In the final years of the 20th century and the first decade of the 21st century, tremendous progress has been made toward bridging a recognized chasm between science and the real world, and specifically in medicine, between biomedical research and its application in healthcare. Three identified “blocks” to translation have impeded the use of research findings to better the lot of our patients: T1, the translation of laboratory findings to clinical care, T2, the application of best evidence identified during T2 to everyday clinical care; and T3, wider generalization of research findings to improve the health of the community and, more broadly, the public. The recent deluge of funding for comparative effectiveness research (CER) represents, in large part, an attempt to conquer T2 and T3. T1, however, persists and presents a fundamental impediment to personalized medicine.

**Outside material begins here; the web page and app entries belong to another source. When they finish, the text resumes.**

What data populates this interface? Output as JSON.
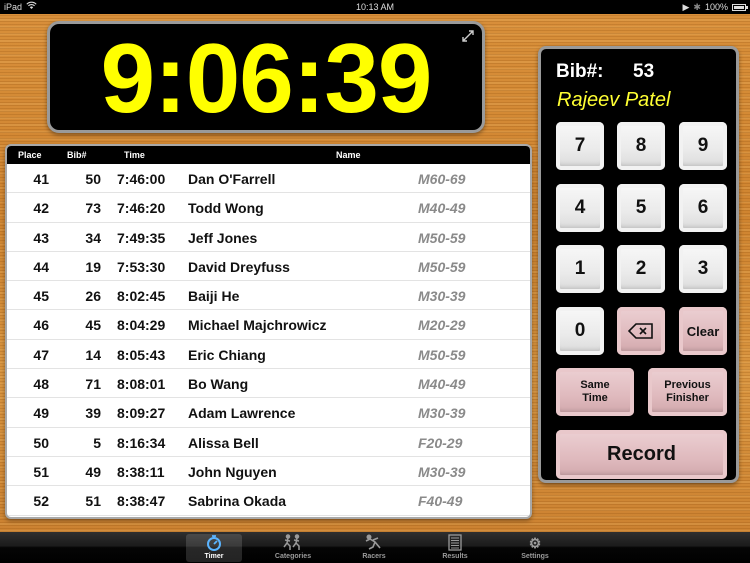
{
  "status_bar": {
    "carrier": "iPad",
    "wifi_icon": "wifi-icon",
    "time": "10:13 AM",
    "play_icon": "▶",
    "bluetooth_icon": "✱",
    "battery": "100%"
  },
  "timer": {
    "elapsed": "9:06:39",
    "expand_icon": "⤢"
  },
  "results_table": {
    "columns": [
      "Place",
      "Bib#",
      "Time",
      "Name"
    ],
    "rows": [
      {
        "place": "41",
        "bib": "50",
        "time": "7:46:00",
        "name": "Dan O'Farrell",
        "category": "M60-69"
      },
      {
        "place": "42",
        "bib": "73",
        "time": "7:46:20",
        "name": "Todd Wong",
        "category": "M40-49"
      },
      {
        "place": "43",
        "bib": "34",
        "time": "7:49:35",
        "name": "Jeff Jones",
        "category": "M50-59"
      },
      {
        "place": "44",
        "bib": "19",
        "time": "7:53:30",
        "name": "David Dreyfuss",
        "category": "M50-59"
      },
      {
        "place": "45",
        "bib": "26",
        "time": "8:02:45",
        "name": "Baiji He",
        "category": "M30-39"
      },
      {
        "place": "46",
        "bib": "45",
        "time": "8:04:29",
        "name": "Michael Majchrowicz",
        "category": "M20-29"
      },
      {
        "place": "47",
        "bib": "14",
        "time": "8:05:43",
        "name": "Eric Chiang",
        "category": "M50-59"
      },
      {
        "place": "48",
        "bib": "71",
        "time": "8:08:01",
        "name": "Bo Wang",
        "category": "M40-49"
      },
      {
        "place": "49",
        "bib": "39",
        "time": "8:09:27",
        "name": "Adam Lawrence",
        "category": "M30-39"
      },
      {
        "place": "50",
        "bib": "5",
        "time": "8:16:34",
        "name": "Alissa Bell",
        "category": "F20-29"
      },
      {
        "place": "51",
        "bib": "49",
        "time": "8:38:11",
        "name": "John Nguyen",
        "category": "M30-39"
      },
      {
        "place": "52",
        "bib": "51",
        "time": "8:38:47",
        "name": "Sabrina Okada",
        "category": "F40-49"
      }
    ]
  },
  "keypad": {
    "bib_label": "Bib#:",
    "bib_value": "53",
    "racer_name": "Rajeev Patel",
    "digits": [
      "7",
      "8",
      "9",
      "4",
      "5",
      "6",
      "1",
      "2",
      "3",
      "0"
    ],
    "backspace_icon": "backspace-icon",
    "clear_label": "Clear",
    "same_time_label_1": "Same",
    "same_time_label_2": "Time",
    "previous_finisher_label_1": "Previous",
    "previous_finisher_label_2": "Finisher",
    "record_label": "Record"
  },
  "tab_bar": {
    "tabs": [
      {
        "label": "Timer",
        "icon": "⏱",
        "active": true
      },
      {
        "label": "Categories",
        "icon": "🏃",
        "active": false
      },
      {
        "label": "Racers",
        "icon": "🏃",
        "active": false
      },
      {
        "label": "Results",
        "icon": "▤",
        "active": false
      },
      {
        "label": "Settings",
        "icon": "⚙",
        "active": false
      }
    ]
  },
  "colors": {
    "timer_digits": "#ffff00",
    "racer_name": "#ffff33",
    "action_key": "#dfb9bd",
    "digit_key": "#eaeaea"
  }
}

To overcome T1, and transfer T1 knowledge to T2, will require true integration of the clinical and research spheres – an integration that necessitates bidirectional information flow from the patient and physician in the clinic to the research scientist and back again, in an iterative cycle of hypothesis, question, answer, and testing of that answer in the real world setting. To support this sort of information exchange, we will need: new coordinated health information technology (HIT) systems that span former “silos” in the biomedical community, and that can collect and manage large volumes of disparate and heterogeneous data; culture change that engages clinicians and researchers in a common mission of inquiry to improve care; communication channels that fuel hypothesis generation, and that support the translation of research findings into change in clinical practice, and; decision support mechanisms that help clinicians leverage the power of large-scale aggregated data to improve care for the individual patient. In short, we need a new model of care, one that harnesses the potential of HIT and integrated clinical/research data to dismantle the T1 block. The purpose, fundamentally, of such a model will be to enable personalized medicine.

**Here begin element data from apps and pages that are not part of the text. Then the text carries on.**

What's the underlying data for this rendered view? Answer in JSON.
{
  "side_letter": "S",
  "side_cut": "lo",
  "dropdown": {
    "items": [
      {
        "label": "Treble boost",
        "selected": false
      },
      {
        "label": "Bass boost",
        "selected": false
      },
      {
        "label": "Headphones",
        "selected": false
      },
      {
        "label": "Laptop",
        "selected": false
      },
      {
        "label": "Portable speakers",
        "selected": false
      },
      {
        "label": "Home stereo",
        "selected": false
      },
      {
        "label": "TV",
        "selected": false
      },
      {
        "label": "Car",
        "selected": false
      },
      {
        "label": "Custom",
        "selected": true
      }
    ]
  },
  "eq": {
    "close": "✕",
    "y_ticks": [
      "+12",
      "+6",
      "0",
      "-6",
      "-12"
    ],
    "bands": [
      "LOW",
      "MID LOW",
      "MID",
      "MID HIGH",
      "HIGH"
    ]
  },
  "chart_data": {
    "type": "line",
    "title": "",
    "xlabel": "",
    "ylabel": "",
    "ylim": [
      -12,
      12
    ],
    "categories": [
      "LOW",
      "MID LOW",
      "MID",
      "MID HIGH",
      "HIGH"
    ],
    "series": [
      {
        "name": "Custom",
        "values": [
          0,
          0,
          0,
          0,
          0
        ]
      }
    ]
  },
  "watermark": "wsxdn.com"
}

In advancing “rapid learning healthcare,” the Institute of Medicine has spearheaded the development of a new healthcare paradigm in which personalized medicine could become a reality. Efforts are underway to develop this paradigm and its prerequisites. As one such example, the Cancer Biomedical Informatics Grid (caBIG®) championed by the National Cancer Institute has tackled the development of an infrastructure promoting large-scale data interoperability spanning the data type boundaries from the basic sciences to clinical care and the patient report. As we seek to match novel therapeutics and trials to patients, and to personalize care using individually relevant information, critical steps will be: (1) providing access to data, (2) generating data, and (3) making sense of the data. Making sense of data needs to be facilitated at the levels of basic science (to guide translation of in silico research results into clinical practice change and further discovery), the population (to allow CER to guide health services decisions and policy), and the individual patient (to enable personalized medicine). New data generated in any of these steps should be reinvested in the system to iteratively update the knowledge base.
The caBIG® experience has taught us that just having access to better HIT does not, in itself, advance personalized medicine. Though a powerful tool, HIT alone is not enough to bulldoze the translation blocks. Why? Because healthcare is not a purely technical matter; rather, it is a human system, fundamentally dependent upon human understanding, acceptance, and behavior. All of these must change in order to transform information flow through HIT, implement a new data-driven model of healthcare, and thus realize the vision of personalized medicine. The individual stakeholders in medicine need to be aligned behind the new vision – through incentives to participation that speak to each one. First, the new model needs to be structured, and to function, so that the HIT makes sense to real human beings using the system (clinicians, staff, patients, administrators, clinical researchers, basic scientists); HIT must represent “value added” to the existing system from the perspective of each stakeholder. Second, interoperable data must be generated, so that the system has “grist for the mill” of inquiry; we have to start somewhere and someone needs to be encouraged to put their first big toe in the water — there is nothing like a “big story” to bring along the naysayers. Third, to build confidence in the approach, we must make sure that privacy, confidentiality and the sanctity of personal health information are preserved. And fourth, novel ways to make sense of ever-growing databanks need to be developed; these methods may include new approaches for visualization, decision support systems, Bayesian and other branched analytic approaches, CER, and in silico research. Current efforts focus on generating interoperable data (the middle step), but neglect to create systems that make sense of the data and promote its use, or that provide a structure and an engine to produce the data.
Finally, and, in my mind, most importantly, a critical next step is to define a reorganization of medicine at the point of care. The new model must fully utilize available data and linked datasets, and must help clinicians understand the data and apply it in tailoring care to their individual patients. If it makes sense to them, clinicians and patients will drive this. In the background, interdigitated with the growing body of clinical experiences captured in linked clinical/research databases, will be the robust evidence base comprising published results of basic science, clinical research, and translational studies. The resulting combination creates a system in which each patient’s care is guided by personal history and characteristics, the experiences of similar patients included in local and massive national longitudinal datasets, and the historical evidence base constituting an up-to-date state of the science. Our challenge, today, is to develop this system beginning at the point of care, with the patient.